William Nicholson responded:

I don't think we're related. My Nicholson ancestors all come from the north of England, from Sunderland, and later the Manchester area. I'm glad you like what you've read so far of my work. I'm still hard at it, so there's more to come.

Posted by Michael R. Brown

November 2nd 2013

Not to fill your Q&A, so last question - if I may. I want to catch up on your oeuvre. Is there any of your books that you feel best has your essence in it? Is there one you would have people read, knowing in you "Yes, there I am, at my purest"?

William Nicholson responded:

You could dip into two very different works of mine, both of which I still like. 'The Society of Others' is told in the form of a disguised fantasy, but it contains many of my true beliefs. And 'The Secret Intensity of Everyday Life, a naturalistic novel of contemporary life in rural England built around the notion that we know little of each other, and if we knew more we would feel more compassion.

Posted by Michael R. Brown

November 1st 2013

Hi William - Thanks for the answer. I'll be glad to read more from the same mind - I don't know if you intended it, but that book exerted a profound effect: I found it in a New Jersey library c. 1983, and it taught that 18-year old boy that the green hills of earth could be like a woman's curves - and many other things that started him on a deeper road in integrating emotion, sex, spirit, and mind. I haven't read it since, but parts of it have remained a deep part of my inner life. A glance at Amazon and Goodreads shows others were affected too. I never thought I'd be able to thank the person who wrote it , so - thank you. : )

William Nicholson responded:

Thank you for the memory. It amazes me that these lost books live on, at least in some corners of some people's lives.

Posted by Michael R. Brown

October 31st 2013

Hi William. A bibliographic query, somewhat. Years ago I read a novel that affected me quite strongly. The author shares your name and perhaps some of your foci, but I don't see it on your list of works: "The Seventh Level." (1979) Did you write it? If not, do you know anything about the W.N. who did? Best always - MRB

William Nicholson responded:

It's my first ever published work, not been in print for over 30 years.
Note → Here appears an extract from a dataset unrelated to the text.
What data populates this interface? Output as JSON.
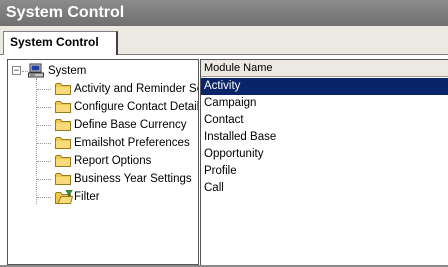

I think of it as apprentice work, but at the time it had the vital effect of making me believe my writing could find a public. You must be one of its few readers.